→ **Exercise directions**
What is needed here is an exact copy of all the data.

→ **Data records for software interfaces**
┌──

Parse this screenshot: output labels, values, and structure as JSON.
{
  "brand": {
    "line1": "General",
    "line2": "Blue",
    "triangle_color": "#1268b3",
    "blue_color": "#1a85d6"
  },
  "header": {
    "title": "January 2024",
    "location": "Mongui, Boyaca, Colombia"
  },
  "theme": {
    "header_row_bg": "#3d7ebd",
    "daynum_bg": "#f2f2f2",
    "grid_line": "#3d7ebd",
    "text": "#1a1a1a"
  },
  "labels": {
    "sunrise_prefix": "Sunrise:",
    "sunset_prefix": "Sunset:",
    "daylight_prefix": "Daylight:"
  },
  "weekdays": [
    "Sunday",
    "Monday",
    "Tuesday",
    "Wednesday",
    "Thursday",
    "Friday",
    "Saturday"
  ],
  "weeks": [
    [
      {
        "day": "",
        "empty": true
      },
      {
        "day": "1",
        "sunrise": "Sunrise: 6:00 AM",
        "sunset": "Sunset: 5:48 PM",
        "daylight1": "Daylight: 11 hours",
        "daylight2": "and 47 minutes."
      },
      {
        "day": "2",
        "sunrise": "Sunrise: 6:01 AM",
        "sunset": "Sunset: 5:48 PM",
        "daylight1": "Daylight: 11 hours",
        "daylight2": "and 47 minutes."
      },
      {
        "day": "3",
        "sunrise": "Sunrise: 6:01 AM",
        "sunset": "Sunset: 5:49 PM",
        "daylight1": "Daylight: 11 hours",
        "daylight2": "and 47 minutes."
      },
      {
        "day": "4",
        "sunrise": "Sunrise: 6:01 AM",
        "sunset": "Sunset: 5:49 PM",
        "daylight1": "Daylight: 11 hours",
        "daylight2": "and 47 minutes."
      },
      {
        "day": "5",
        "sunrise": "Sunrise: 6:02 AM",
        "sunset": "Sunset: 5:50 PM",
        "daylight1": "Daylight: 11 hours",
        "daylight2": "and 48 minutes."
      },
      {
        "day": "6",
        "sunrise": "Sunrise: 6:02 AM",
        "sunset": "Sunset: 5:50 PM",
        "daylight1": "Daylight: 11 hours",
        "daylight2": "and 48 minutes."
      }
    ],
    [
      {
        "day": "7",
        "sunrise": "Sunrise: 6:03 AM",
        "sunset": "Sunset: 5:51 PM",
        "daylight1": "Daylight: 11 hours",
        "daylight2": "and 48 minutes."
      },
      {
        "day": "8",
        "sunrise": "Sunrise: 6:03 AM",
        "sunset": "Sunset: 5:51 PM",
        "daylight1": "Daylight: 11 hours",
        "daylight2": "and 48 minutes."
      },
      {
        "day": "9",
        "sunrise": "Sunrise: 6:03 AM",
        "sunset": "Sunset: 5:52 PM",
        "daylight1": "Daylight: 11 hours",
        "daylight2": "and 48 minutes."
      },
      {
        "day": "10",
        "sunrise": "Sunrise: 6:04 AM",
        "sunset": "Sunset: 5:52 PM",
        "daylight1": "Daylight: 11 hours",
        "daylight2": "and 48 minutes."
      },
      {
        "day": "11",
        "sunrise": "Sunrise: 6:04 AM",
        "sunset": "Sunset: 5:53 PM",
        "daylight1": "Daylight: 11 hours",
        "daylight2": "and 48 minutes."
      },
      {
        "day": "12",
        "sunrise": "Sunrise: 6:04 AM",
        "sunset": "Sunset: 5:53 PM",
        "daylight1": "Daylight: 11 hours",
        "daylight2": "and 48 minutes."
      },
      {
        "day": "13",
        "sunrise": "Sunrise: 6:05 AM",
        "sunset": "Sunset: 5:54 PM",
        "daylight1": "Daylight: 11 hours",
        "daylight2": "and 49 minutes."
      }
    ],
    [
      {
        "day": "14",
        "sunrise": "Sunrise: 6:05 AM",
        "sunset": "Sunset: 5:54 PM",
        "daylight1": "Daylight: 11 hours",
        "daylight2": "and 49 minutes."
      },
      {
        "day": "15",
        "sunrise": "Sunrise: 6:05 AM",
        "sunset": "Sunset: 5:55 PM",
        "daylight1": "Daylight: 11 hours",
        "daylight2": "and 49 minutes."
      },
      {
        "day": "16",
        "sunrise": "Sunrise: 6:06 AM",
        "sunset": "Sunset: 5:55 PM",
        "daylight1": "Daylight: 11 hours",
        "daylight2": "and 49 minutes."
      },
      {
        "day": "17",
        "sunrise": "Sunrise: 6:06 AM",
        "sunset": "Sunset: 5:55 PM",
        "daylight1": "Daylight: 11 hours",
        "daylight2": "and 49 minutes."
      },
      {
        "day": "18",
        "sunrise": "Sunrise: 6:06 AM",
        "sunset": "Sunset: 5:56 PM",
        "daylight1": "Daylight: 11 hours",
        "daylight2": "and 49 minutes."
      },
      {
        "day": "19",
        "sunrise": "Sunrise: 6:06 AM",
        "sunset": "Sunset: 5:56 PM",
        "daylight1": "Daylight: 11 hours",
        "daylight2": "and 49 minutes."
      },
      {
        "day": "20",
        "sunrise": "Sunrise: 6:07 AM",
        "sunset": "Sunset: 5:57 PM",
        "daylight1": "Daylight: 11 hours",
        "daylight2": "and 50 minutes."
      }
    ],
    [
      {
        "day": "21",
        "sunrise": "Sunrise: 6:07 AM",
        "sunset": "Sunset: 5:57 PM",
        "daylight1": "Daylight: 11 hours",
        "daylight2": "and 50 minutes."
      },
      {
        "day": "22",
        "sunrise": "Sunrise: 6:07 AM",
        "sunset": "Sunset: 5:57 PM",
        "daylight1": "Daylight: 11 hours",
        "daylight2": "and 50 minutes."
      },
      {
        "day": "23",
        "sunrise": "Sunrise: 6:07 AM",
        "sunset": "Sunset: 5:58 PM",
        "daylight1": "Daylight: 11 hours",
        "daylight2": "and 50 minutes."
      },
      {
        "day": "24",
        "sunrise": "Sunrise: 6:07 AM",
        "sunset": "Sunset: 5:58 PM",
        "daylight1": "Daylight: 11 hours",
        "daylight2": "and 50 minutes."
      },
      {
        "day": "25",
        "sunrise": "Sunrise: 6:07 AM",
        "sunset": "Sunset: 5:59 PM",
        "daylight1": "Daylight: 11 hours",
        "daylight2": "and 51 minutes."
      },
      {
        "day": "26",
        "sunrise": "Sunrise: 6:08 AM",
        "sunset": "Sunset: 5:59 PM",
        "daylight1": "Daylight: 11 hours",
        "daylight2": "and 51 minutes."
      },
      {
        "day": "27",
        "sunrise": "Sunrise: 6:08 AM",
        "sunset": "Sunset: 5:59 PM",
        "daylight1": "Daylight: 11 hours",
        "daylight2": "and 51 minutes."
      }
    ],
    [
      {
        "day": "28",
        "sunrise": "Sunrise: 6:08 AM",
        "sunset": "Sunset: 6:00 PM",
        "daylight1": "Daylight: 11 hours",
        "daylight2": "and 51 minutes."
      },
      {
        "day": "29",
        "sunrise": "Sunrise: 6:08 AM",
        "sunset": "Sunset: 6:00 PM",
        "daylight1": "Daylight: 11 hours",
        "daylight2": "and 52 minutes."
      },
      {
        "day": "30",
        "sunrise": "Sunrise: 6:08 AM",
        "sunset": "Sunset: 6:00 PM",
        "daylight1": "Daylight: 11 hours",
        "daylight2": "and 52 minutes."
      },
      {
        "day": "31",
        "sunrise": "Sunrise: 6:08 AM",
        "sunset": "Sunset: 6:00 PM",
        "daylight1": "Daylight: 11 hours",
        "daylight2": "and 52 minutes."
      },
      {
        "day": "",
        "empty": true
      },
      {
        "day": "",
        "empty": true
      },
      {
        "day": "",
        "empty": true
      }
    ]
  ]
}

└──

→ **Exercise result**
Parse this screenshot: output labels, values, and structure as JSON.
{
  "brand": {
    "line1": "General",
    "line2": "Blue",
    "triangle_color": "#1268b3",
    "blue_color": "#1a85d6"
  },
  "header": {
    "title": "January 2024",
    "location": "Mongui, Boyaca, Colombia"
  },
  "theme": {
    "header_row_bg": "#3d7ebd",
    "daynum_bg": "#f2f2f2",
    "grid_line": "#3d7ebd",
    "text": "#1a1a1a"
  },
  "labels": {
    "sunrise_prefix": "Sunrise:",
    "sunset_prefix": "Sunset:",
    "daylight_prefix": "Daylight:"
  },
  "weekdays": [
    "Sunday",
    "Monday",
    "Tuesday",
    "Wednesday",
    "Thursday",
    "Friday",
    "Saturday"
  ],
  "weeks": [
    [
      {
        "day": "",
        "empty": true
      },
      {
        "day": "1",
        "sunrise": "Sunrise: 6:00 AM",
        "sunset": "Sunset: 5:48 PM",
        "daylight1": "Daylight: 11 hours",
        "daylight2": "and 47 minutes."
      },
      {
        "day": "2",
        "sunrise": "Sunrise: 6:01 AM",
        "sunset": "Sunset: 5:48 PM",
        "daylight1": "Daylight: 11 hours",
        "daylight2": "and 47 minutes."
      },
      {
        "day": "3",
        "sunrise": "Sunrise: 6:01 AM",
        "sunset": "Sunset: 5:49 PM",
        "daylight1": "Daylight: 11 hours",
        "daylight2": "and 47 minutes."
      },
      {
        "day": "4",
        "sunrise": "Sunrise: 6:01 AM",
        "sunset": "Sunset: 5:49 PM",
        "daylight1": "Daylight: 11 hours",
        "daylight2": "and 47 minutes."
      },
      {
        "day": "5",
        "sunrise": "Sunrise: 6:02 AM",
        "sunset": "Sunset: 5:50 PM",
        "daylight1": "Daylight: 11 hours",
        "daylight2": "and 48 minutes."
      },
      {
        "day": "6",
        "sunrise": "Sunrise: 6:02 AM",
        "sunset": "Sunset: 5:50 PM",
        "daylight1": "Daylight: 11 hours",
        "daylight2": "and 48 minutes."
      }
    ],
    [
      {
        "day": "7",
        "sunrise": "Sunrise: 6:03 AM",
        "sunset": "Sunset: 5:51 PM",
        "daylight1": "Daylight: 11 hours",
        "daylight2": "and 48 minutes."
      },
      {
        "day": "8",
        "sunrise": "Sunrise: 6:03 AM",
        "sunset": "Sunset: 5:51 PM",
        "daylight1": "Daylight: 11 hours",
        "daylight2": "and 48 minutes."
      },
      {
        "day": "9",
        "sunrise": "Sunrise: 6:03 AM",
        "sunset": "Sunset: 5:52 PM",
        "daylight1": "Daylight: 11 hours",
        "daylight2": "and 48 minutes."
      },
      {
        "day": "10",
        "sunrise": "Sunrise: 6:04 AM",
        "sunset": "Sunset: 5:52 PM",
        "daylight1": "Daylight: 11 hours",
        "daylight2": "and 48 minutes."
      },
      {
        "day": "11",
        "sunrise": "Sunrise: 6:04 AM",
        "sunset": "Sunset: 5:53 PM",
        "daylight1": "Daylight: 11 hours",
        "daylight2": "and 48 minutes."
      },
      {
        "day": "12",
        "sunrise": "Sunrise: 6:04 AM",
        "sunset": "Sunset: 5:53 PM",
        "daylight1": "Daylight: 11 hours",
        "daylight2": "and 48 minutes."
      },
      {
        "day": "13",
        "sunrise": "Sunrise: 6:05 AM",
        "sunset": "Sunset: 5:54 PM",
        "daylight1": "Daylight: 11 hours",
        "daylight2": "and 49 minutes."
      }
    ],
    [
      {
        "day": "14",
        "sunrise": "Sunrise: 6:05 AM",
        "sunset": "Sunset: 5:54 PM",
        "daylight1": "Daylight: 11 hours",
        "daylight2": "and 49 minutes."
      },
      {
        "day": "15",
        "sunrise": "Sunrise: 6:05 AM",
        "sunset": "Sunset: 5:55 PM",
        "daylight1": "Daylight: 11 hours",
        "daylight2": "and 49 minutes."
      },
      {
        "day": "16",
        "sunrise": "Sunrise: 6:06 AM",
        "sunset": "Sunset: 5:55 PM",
        "daylight1": "Daylight: 11 hours",
        "daylight2": "and 49 minutes."
      },
      {
        "day": "17",
        "sunrise": "Sunrise: 6:06 AM",
        "sunset": "Sunset: 5:55 PM",
        "daylight1": "Daylight: 11 hours",
        "daylight2": "and 49 minutes."
      },
      {
        "day": "18",
        "sunrise": "Sunrise: 6:06 AM",
        "sunset": "Sunset: 5:56 PM",
        "daylight1": "Daylight: 11 hours",
        "daylight2": "and 49 minutes."
      },
      {
        "day": "19",
        "sunrise": "Sunrise: 6:06 AM",
        "sunset": "Sunset: 5:56 PM",
        "daylight1": "Daylight: 11 hours",
        "daylight2": "and 49 minutes."
      },
      {
        "day": "20",
        "sunrise": "Sunrise: 6:07 AM",
        "sunset": "Sunset: 5:57 PM",
        "daylight1": "Daylight: 11 hours",
        "daylight2": "and 50 minutes."
      }
    ],
    [
      {
        "day": "21",
        "sunrise": "Sunrise: 6:07 AM",
        "sunset": "Sunset: 5:57 PM",
        "daylight1": "Daylight: 11 hours",
        "daylight2": "and 50 minutes."
      },
      {
        "day": "22",
        "sunrise": "Sunrise: 6:07 AM",
        "sunset": "Sunset: 5:57 PM",
        "daylight1": "Daylight: 11 hours",
        "daylight2": "and 50 minutes."
      },
      {
        "day": "23",
        "sunrise": "Sunrise: 6:07 AM",
        "sunset": "Sunset: 5:58 PM",
        "daylight1": "Daylight: 11 hours",
        "daylight2": "and 50 minutes."
      },
      {
        "day": "24",
        "sunrise": "Sunrise: 6:07 AM",
        "sunset": "Sunset: 5:58 PM",
        "daylight1": "Daylight: 11 hours",
        "daylight2": "and 50 minutes."
      },
      {
        "day": "25",
        "sunrise": "Sunrise: 6:07 AM",
        "sunset": "Sunset: 5:59 PM",
        "daylight1": "Daylight: 11 hours",
        "daylight2": "and 51 minutes."
      },
      {
        "day": "26",
        "sunrise": "Sunrise: 6:08 AM",
        "sunset": "Sunset: 5:59 PM",
        "daylight1": "Daylight: 11 hours",
        "daylight2": "and 51 minutes."
      },
      {
        "day": "27",
        "sunrise": "Sunrise: 6:08 AM",
        "sunset": "Sunset: 5:59 PM",
        "daylight1": "Daylight: 11 hours",
        "daylight2": "and 51 minutes."
      }
    ],
    [
      {
        "day": "28",
        "sunrise": "Sunrise: 6:08 AM",
        "sunset": "Sunset: 6:00 PM",
        "daylight1": "Daylight: 11 hours",
        "daylight2": "and 51 minutes."
      },
      {
        "day": "29",
        "sunrise": "Sunrise: 6:08 AM",
        "sunset": "Sunset: 6:00 PM",
        "daylight1": "Daylight: 11 hours",
        "daylight2": "and 52 minutes."
      },
      {
        "day": "30",
        "sunrise": "Sunrise: 6:08 AM",
        "sunset": "Sunset: 6:00 PM",
        "daylight1": "Daylight: 11 hours",
        "daylight2": "and 52 minutes."
      },
      {
        "day": "31",
        "sunrise": "Sunrise: 6:08 AM",
        "sunset": "Sunset: 6:00 PM",
        "daylight1": "Daylight: 11 hours",
        "daylight2": "and 52 minutes."
      },
      {
        "day": "",
        "empty": true
      },
      {
        "day": "",
        "empty": true
      },
      {
        "day": "",
        "empty": true
      }
    ]
  ]
}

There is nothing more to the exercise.